Dataset records
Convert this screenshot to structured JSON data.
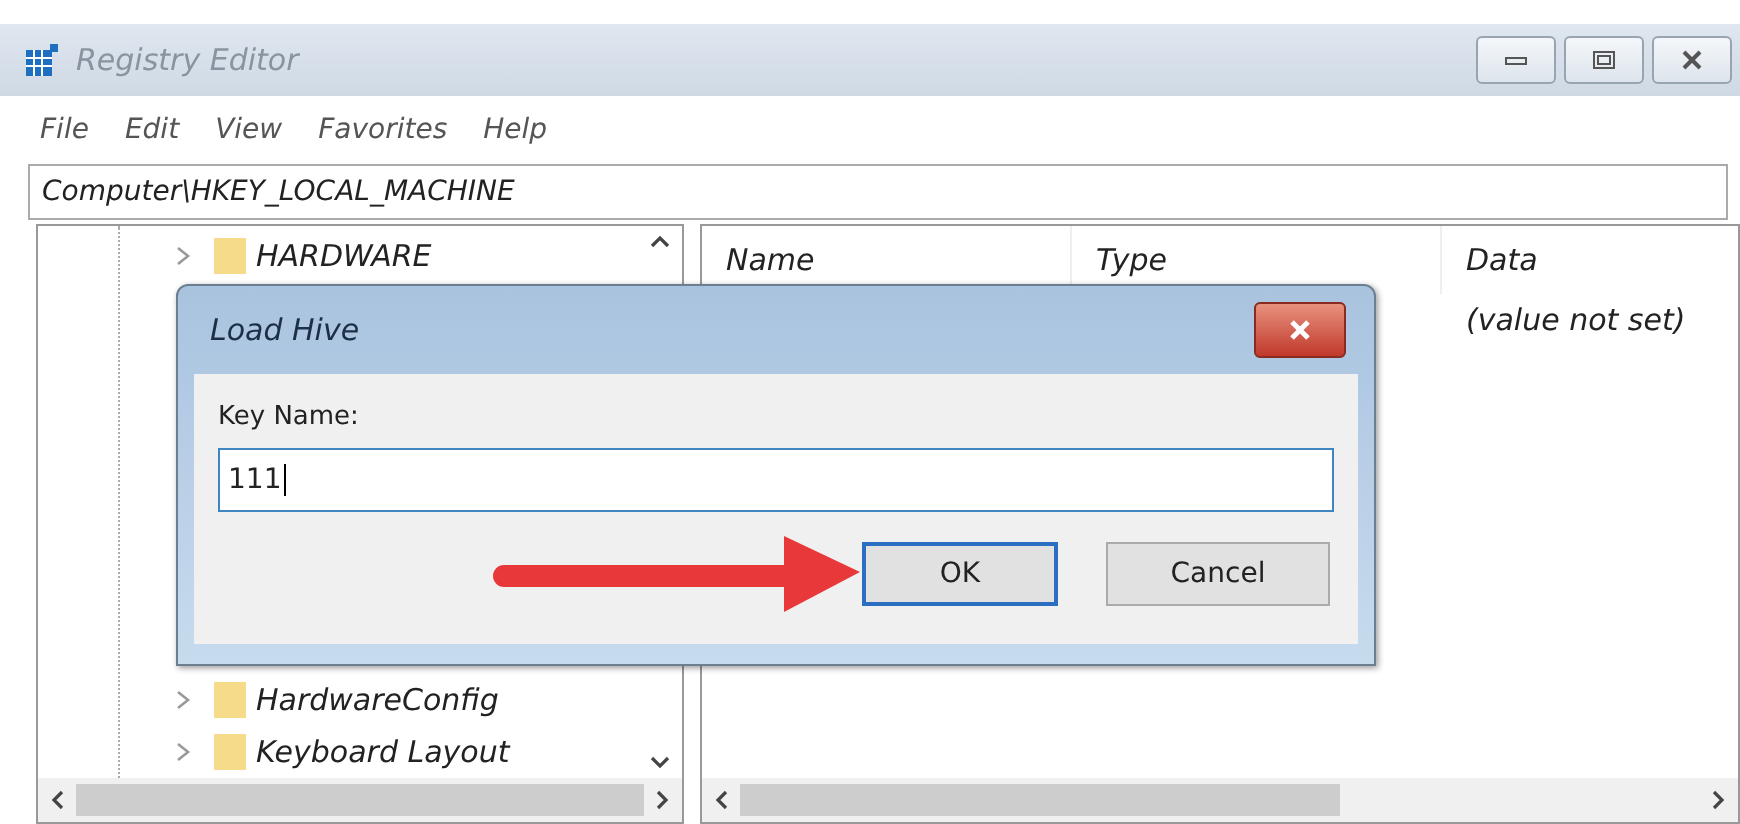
{
  "window": {
    "title": "Registry Editor"
  },
  "menu": [
    "File",
    "Edit",
    "View",
    "Favorites",
    "Help"
  ],
  "address": "Computer\\HKEY_LOCAL_MACHINE",
  "tree": {
    "items": [
      {
        "label": "HARDWARE"
      },
      {
        "label": "HardwareConfig"
      },
      {
        "label": "Keyboard Layout"
      }
    ]
  },
  "list": {
    "columns": [
      "Name",
      "Type",
      "Data"
    ],
    "rows": [
      {
        "data": "(value not set)"
      }
    ]
  },
  "dialog": {
    "title": "Load Hive",
    "label": "Key Name:",
    "value": "111",
    "buttons": [
      {
        "label": "OK",
        "selected": true
      },
      {
        "label": "Cancel",
        "selected": false
      }
    ]
  }
}
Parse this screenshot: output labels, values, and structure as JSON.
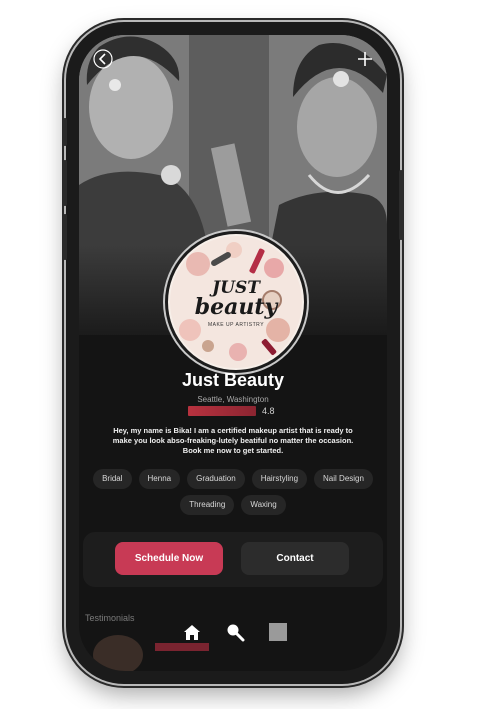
{
  "colors": {
    "accent": "#c83a55",
    "rating": "#b8323f",
    "background": "#141414",
    "chip": "#262626"
  },
  "header": {
    "back_icon": "chevron-left-icon",
    "add_icon": "plus-icon"
  },
  "profile": {
    "logo_line1": "JUST",
    "logo_line2": "beauty",
    "logo_line3": "MAKE UP ARTISTRY",
    "name": "Just Beauty",
    "location": "Seattle, Washington",
    "rating": "4.8",
    "bio": "Hey, my name is Bika! I am a certified makeup artist that is ready to make you look abso-freaking-lutely beatiful no matter the occasion. Book me now to get started."
  },
  "services": [
    "Bridal",
    "Henna",
    "Graduation",
    "Hairstyling",
    "Nail Design",
    "Threading",
    "Waxing"
  ],
  "actions": {
    "schedule_label": "Schedule Now",
    "contact_label": "Contact"
  },
  "sections": {
    "testimonials_title": "Testimonials"
  },
  "nav": {
    "items": [
      "home-icon",
      "search-icon",
      "square-icon"
    ]
  }
}
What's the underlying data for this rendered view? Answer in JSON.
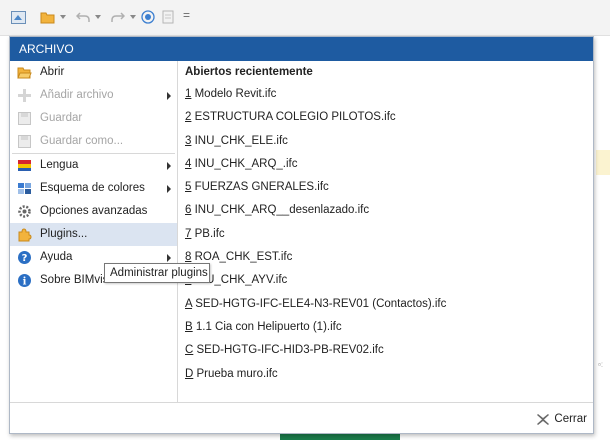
{
  "qat": {
    "separator": "="
  },
  "menu": {
    "header": "ARCHIVO",
    "items": [
      {
        "label": "Abrir",
        "icon": "folder-open-icon",
        "disabled": false,
        "submenu": false
      },
      {
        "label": "Añadir archivo",
        "icon": "add-file-icon",
        "disabled": true,
        "submenu": true
      },
      {
        "label": "Guardar",
        "icon": "save-icon",
        "disabled": true,
        "submenu": false
      },
      {
        "label": "Guardar como...",
        "icon": "save-as-icon",
        "disabled": true,
        "submenu": false
      },
      {
        "label": "Lengua",
        "icon": "language-flag-icon",
        "disabled": false,
        "submenu": true
      },
      {
        "label": "Esquema de colores",
        "icon": "color-scheme-icon",
        "disabled": false,
        "submenu": true
      },
      {
        "label": "Opciones avanzadas",
        "icon": "gear-icon",
        "disabled": false,
        "submenu": false
      },
      {
        "label": "Plugins...",
        "icon": "puzzle-icon",
        "disabled": false,
        "submenu": false
      },
      {
        "label": "Ayuda",
        "icon": "help-icon",
        "disabled": false,
        "submenu": true
      },
      {
        "label": "Sobre BIMvision",
        "icon": "info-icon",
        "disabled": false,
        "submenu": false
      }
    ],
    "recent_title": "Abiertos recientemente",
    "recent": [
      {
        "key": "1",
        "name": " Modelo Revit.ifc"
      },
      {
        "key": "2",
        "name": " ESTRUCTURA COLEGIO PILOTOS.ifc"
      },
      {
        "key": "3",
        "name": " INU_CHK_ELE.ifc"
      },
      {
        "key": "4",
        "name": " INU_CHK_ARQ_.ifc"
      },
      {
        "key": "5",
        "name": " FUERZAS GNERALES.ifc"
      },
      {
        "key": "6",
        "name": " INU_CHK_ARQ__desenlazado.ifc"
      },
      {
        "key": "7",
        "name": " PB.ifc"
      },
      {
        "key": "8",
        "name": " ROA_CHK_EST.ifc"
      },
      {
        "key": "9",
        "name": " INU_CHK_AYV.ifc"
      },
      {
        "key": "A",
        "name": " SED-HGTG-IFC-ELE4-N3-REV01 (Contactos).ifc"
      },
      {
        "key": "B",
        "name": " 1.1 Cia con Helipuerto (1).ifc"
      },
      {
        "key": "C",
        "name": " SED-HGTG-IFC-HID3-PB-REV02.ifc"
      },
      {
        "key": "D",
        "name": " Prueba muro.ifc"
      }
    ],
    "close_label": "Cerrar"
  },
  "tooltip": "Administrar plugins",
  "colors": {
    "header_bg": "#1e5ba1",
    "hover_bg": "#dbe4f1",
    "disabled_text": "#a5a5a5"
  }
}
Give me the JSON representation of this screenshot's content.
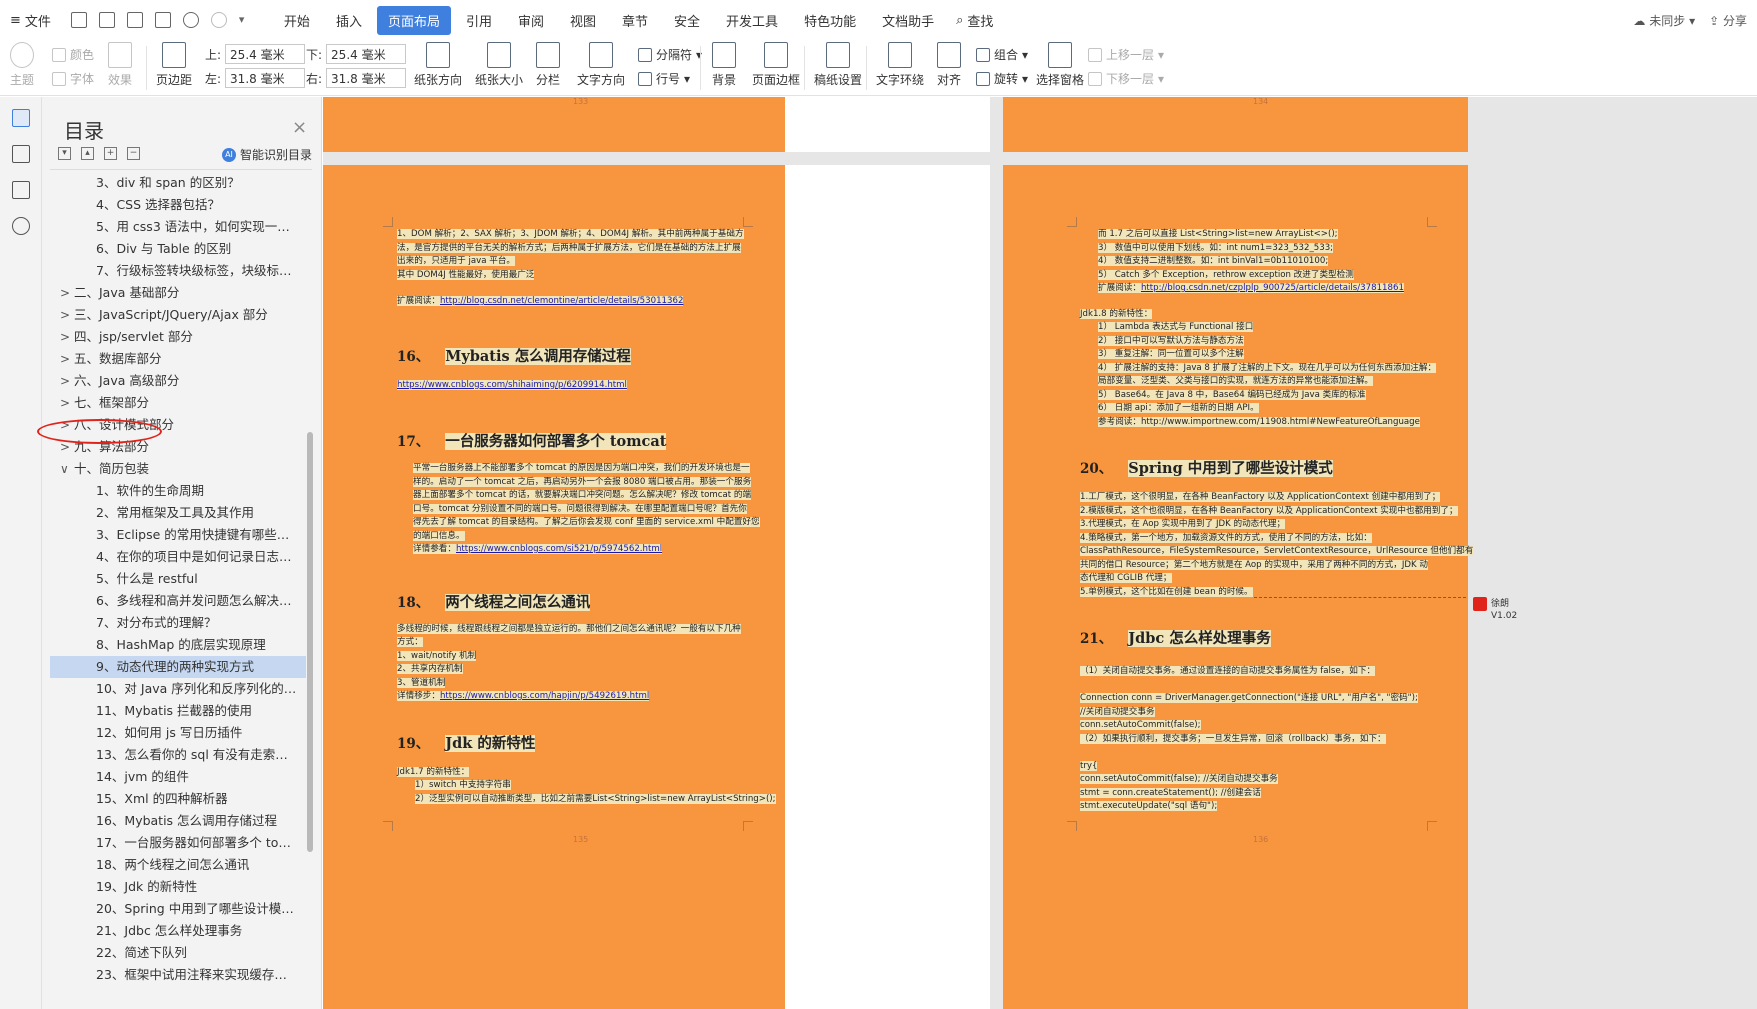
{
  "menubar": {
    "file_label": "文件",
    "tabs": [
      "开始",
      "插入",
      "页面布局",
      "引用",
      "审阅",
      "视图",
      "章节",
      "安全",
      "开发工具",
      "特色功能",
      "文档助手"
    ],
    "active_tab": "页面布局",
    "search_label": "查找",
    "sync_label": "未同步",
    "share_label": "分享"
  },
  "ribbon": {
    "theme": "主题",
    "color": "颜色",
    "font": "字体",
    "effect": "效果",
    "margin": "页边距",
    "top_label": "上:",
    "top_value": "25.4 毫米",
    "bottom_label": "下:",
    "bottom_value": "25.4 毫米",
    "left_label": "左:",
    "left_value": "31.8 毫米",
    "right_label": "右:",
    "right_value": "31.8 毫米",
    "orientation": "纸张方向",
    "size": "纸张大小",
    "columns": "分栏",
    "text_direction": "文字方向",
    "breaks": "分隔符",
    "line_numbers": "行号",
    "background": "背景",
    "page_border": "页面边框",
    "manuscript": "稿纸设置",
    "text_wrap": "文字环绕",
    "align": "对齐",
    "group": "组合",
    "rotate": "旋转",
    "selection_pane": "选择窗格",
    "bring_forward": "上移一层",
    "send_backward": "下移一层"
  },
  "toc": {
    "title": "目录",
    "smart_label": "智能识别目录",
    "items": [
      {
        "text": "3、div 和 span 的区别？",
        "level": 2
      },
      {
        "text": "4、CSS 选择器包括？",
        "level": 2
      },
      {
        "text": "5、用 css3 语法中，如何实现一…",
        "level": 2
      },
      {
        "text": "6、Div 与 Table 的区别",
        "level": 2
      },
      {
        "text": "7、行级标签转块级标签，块级标…",
        "level": 2
      },
      {
        "text": "二、Java 基础部分",
        "level": 1,
        "caret": ">"
      },
      {
        "text": "三、JavaScript/JQuery/Ajax 部分",
        "level": 1,
        "caret": ">"
      },
      {
        "text": "四、jsp/servlet 部分",
        "level": 1,
        "caret": ">"
      },
      {
        "text": "五、数据库部分",
        "level": 1,
        "caret": ">"
      },
      {
        "text": "六、Java 高级部分",
        "level": 1,
        "caret": ">"
      },
      {
        "text": "七、框架部分",
        "level": 1,
        "caret": ">"
      },
      {
        "text": "八、设计模式部分",
        "level": 1,
        "caret": ">"
      },
      {
        "text": "九、算法部分",
        "level": 1,
        "caret": ">"
      },
      {
        "text": "十、简历包装",
        "level": 1,
        "caret": "∨"
      },
      {
        "text": "1、软件的生命周期",
        "level": 2
      },
      {
        "text": "2、常用框架及工具及其作用",
        "level": 2
      },
      {
        "text": "3、Eclipse 的常用快捷键有哪些…",
        "level": 2
      },
      {
        "text": "4、在你的项目中是如何记录日志…",
        "level": 2
      },
      {
        "text": "5、什么是 restful",
        "level": 2
      },
      {
        "text": "6、多线程和高并发问题怎么解决…",
        "level": 2
      },
      {
        "text": "7、对分布式的理解？",
        "level": 2
      },
      {
        "text": "8、HashMap 的底层实现原理",
        "level": 2
      },
      {
        "text": "9、动态代理的两种实现方式",
        "level": 2,
        "selected": true
      },
      {
        "text": "10、对 Java 序列化和反序列化的…",
        "level": 2
      },
      {
        "text": "11、Mybatis 拦截器的使用",
        "level": 2
      },
      {
        "text": "12、如何用 js 写日历插件",
        "level": 2
      },
      {
        "text": "13、怎么看你的 sql 有没有走索…",
        "level": 2
      },
      {
        "text": "14、jvm 的组件",
        "level": 2
      },
      {
        "text": "15、Xml 的四种解析器",
        "level": 2
      },
      {
        "text": "16、Mybatis 怎么调用存储过程",
        "level": 2
      },
      {
        "text": "17、一台服务器如何部署多个 to…",
        "level": 2
      },
      {
        "text": "18、两个线程之间怎么通讯",
        "level": 2
      },
      {
        "text": "19、Jdk 的新特性",
        "level": 2
      },
      {
        "text": "20、Spring 中用到了哪些设计模…",
        "level": 2
      },
      {
        "text": "21、Jdbc 怎么样处理事务",
        "level": 2
      },
      {
        "text": "22、简述下队列",
        "level": 2
      },
      {
        "text": "23、框架中试用注释来实现缓存…",
        "level": 2
      }
    ]
  },
  "pages": {
    "top_left_num": "133",
    "top_right_num": "134",
    "left_num": "135",
    "right_num": "136"
  },
  "left_page": {
    "intro": [
      "1、DOM 解析；2、SAX 解析；3、JDOM 解析；4、DOM4J 解析。其中前两种属于基础方",
      "法，是官方提供的平台无关的解析方式；后两种属于扩展方法，它们是在基础的方法上扩展",
      "出来的，只适用于 java 平台。",
      "其中 DOM4J 性能最好，使用最广泛"
    ],
    "ext_read_label": "扩展阅读：",
    "ext_read_link": "http://blog.csdn.net/clemontine/article/details/53011362",
    "h16_num": "16、",
    "h16": "Mybatis 怎么调用存储过程",
    "h16_link": "https://www.cnblogs.com/shihaiming/p/6209914.html",
    "h17_num": "17、",
    "h17": "一台服务器如何部署多个 tomcat",
    "s17": [
      "平常一台服务器上不能部署多个 tomcat 的原因是因为端口冲突，我们的开发环境也是一",
      "样的。启动了一个 tomcat 之后，再启动另外一个会报 8080 端口被占用。那装一个服务",
      "器上面部署多个 tomcat 的话，就要解决端口冲突问题。怎么解决呢？修改 tomcat 的端",
      "口号。tomcat 分别设置不同的端口号。问题很得到解决。在哪里配置端口号呢？首先你",
      "得先去了解 tomcat 的目录结构。了解之后你会发现 conf 里面的 service.xml 中配置好您",
      "的端口信息。"
    ],
    "s17_ref_label": "详情参看：",
    "s17_ref_link": "https://www.cnblogs.com/si521/p/5974562.html",
    "h18_num": "18、",
    "h18": "两个线程之间怎么通讯",
    "s18": [
      "多线程的时候，线程跟线程之间都是独立运行的。那他们之间怎么通讯呢？一般有以下几种",
      "方式：",
      "1、wait/notify 机制",
      "2、共享内存机制",
      "3、管道机制"
    ],
    "s18_ref_label": "详情移步：",
    "s18_ref_link": "https://www.cnblogs.com/hapjin/p/5492619.html",
    "h19_num": "19、",
    "h19": "Jdk 的新特性",
    "s19": [
      "Jdk1.7 的新特性：",
      "1）switch 中支持字符串",
      "2）泛型实例可以自动推断类型，比如之前需要List<String>list=new ArrayList<String>();"
    ]
  },
  "right_page": {
    "top": [
      "而 1.7 之后可以直接 List<String>list=new ArrayList<>();",
      "3）  数值中可以使用下划线。如：int num1=323_532_533;",
      "4）  数值支持二进制整数。如：int binVal1=0b11010100;",
      "5）  Catch 多个 Exception，rethrow exception 改进了类型检测"
    ],
    "top_ref_label": "扩展阅读：",
    "top_ref_link": "http://blog.csdn.net/czplplp_900725/article/details/37811861",
    "jdk18": [
      "Jdk1.8 的新特性：",
      "1）  Lambda 表达式与 Functional 接口",
      "2）  接口中可以写默认方法与静态方法",
      "3）  重复注解：同一位置可以多个注解",
      "4）  扩展注解的支持：Java 8 扩展了注解的上下文。现在几乎可以为任何东西添加注解：",
      "局部变量、泛型类、父类与接口的实现，就连方法的异常也能添加注解。",
      "5）  Base64。在 Java 8 中，Base64 编码已经成为 Java 类库的标准",
      "6）  日期 api：添加了一组新的日期 API。"
    ],
    "jdk18_ref": "参考阅读：http://www.importnew.com/11908.html#NewFeatureOfLanguage",
    "h20_num": "20、",
    "h20": "Spring 中用到了哪些设计模式",
    "s20": [
      "1.工厂模式，这个很明显，在各种 BeanFactory 以及 ApplicationContext 创建中都用到了；",
      "2.模版模式，这个也很明显，在各种 BeanFactory 以及 ApplicationContext 实现中也都用到了；",
      "3.代理模式，在 Aop 实现中用到了 JDK 的动态代理；",
      "4.策略模式，第一个地方，加载资源文件的方式，使用了不同的方法，比如：",
      "ClassPathResource，FileSystemResource，ServletContextResource，UrlResource 但他们都有",
      "共同的借口 Resource；第二个地方就是在 Aop 的实现中，采用了两种不同的方式，JDK 动",
      "态代理和 CGLIB 代理；",
      "5.单例模式，这个比如在创建 bean 的时候。"
    ],
    "h21_num": "21、",
    "h21": "Jdbc 怎么样处理事务",
    "s21": [
      "（1）关闭自动提交事务。通过设置连接的自动提交事务属性为 false，如下：",
      "",
      "Connection conn = DriverManager.getConnection(\"连接 URL\", \"用户名\", \"密码\");",
      "//关闭自动提交事务",
      "conn.setAutoCommit(false);",
      "（2）如果执行顺利，提交事务；一旦发生异常，回滚（rollback）事务，如下：",
      "",
      "try{",
      "        conn.setAutoCommit(false);        //关闭自动提交事务",
      "        stmt = conn.createStatement();        //创建会话",
      "        stmt.executeUpdate(\"sql 语句\");"
    ],
    "comment_author": "徐朗",
    "comment_version": "V1.02"
  }
}
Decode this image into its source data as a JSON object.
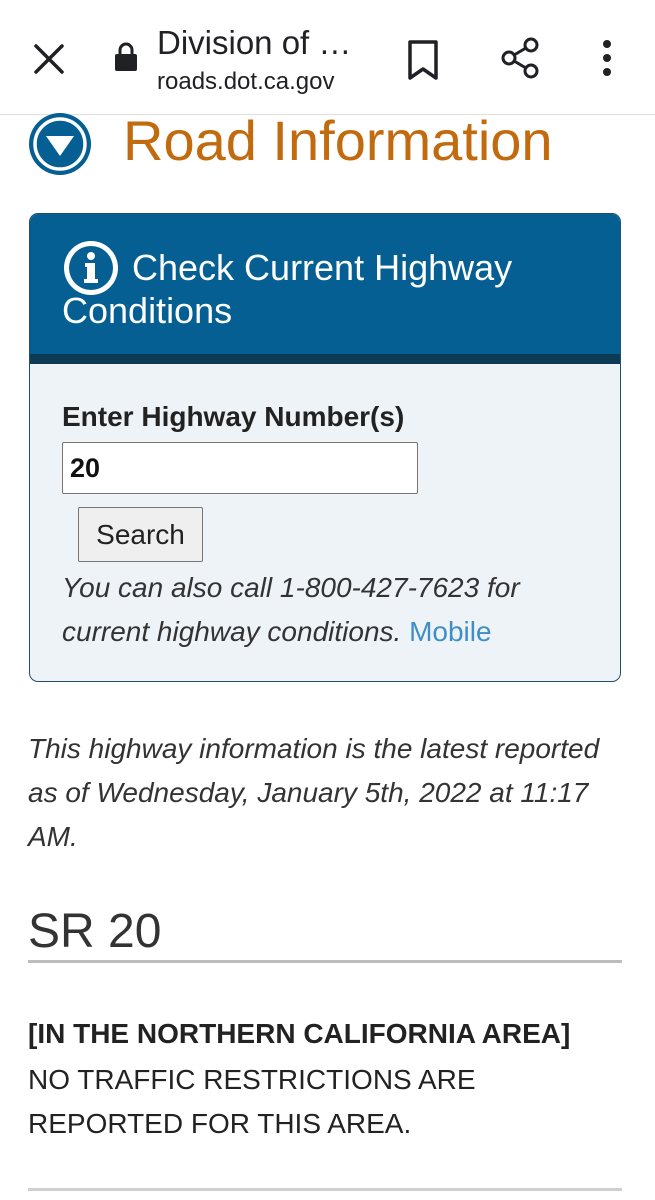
{
  "browser": {
    "page_title": "Division of …",
    "url": "roads.dot.ca.gov"
  },
  "page": {
    "heading": "Road Information"
  },
  "panel": {
    "title": "Check Current Highway Conditions",
    "field_label": "Enter Highway Number(s)",
    "field_value": "20",
    "search_label": "Search",
    "call_text": "You can also call 1-800-427-7623 for current highway conditions.",
    "mobile_link": "Mobile"
  },
  "report": {
    "latest_text": "This highway information is the latest reported as of Wednesday, January 5th, 2022 at 11:17 AM.",
    "route": "SR 20",
    "area_title": "[IN THE NORTHERN CALIFORNIA AREA]",
    "area_text": "NO TRAFFIC RESTRICTIONS ARE REPORTED FOR THIS AREA."
  },
  "colors": {
    "heading_orange": "#c26a0e",
    "panel_blue": "#055f93",
    "link_blue": "#3f8fc6"
  }
}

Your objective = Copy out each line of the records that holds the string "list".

Response to this task =
  "list": {
      "2）泛型实例可以自动推断类型，比如之前需要List<String>list=new ArrayList<String>();"
      "而 1.7 之后可以直接 List<String>list=new ArrayList<>();",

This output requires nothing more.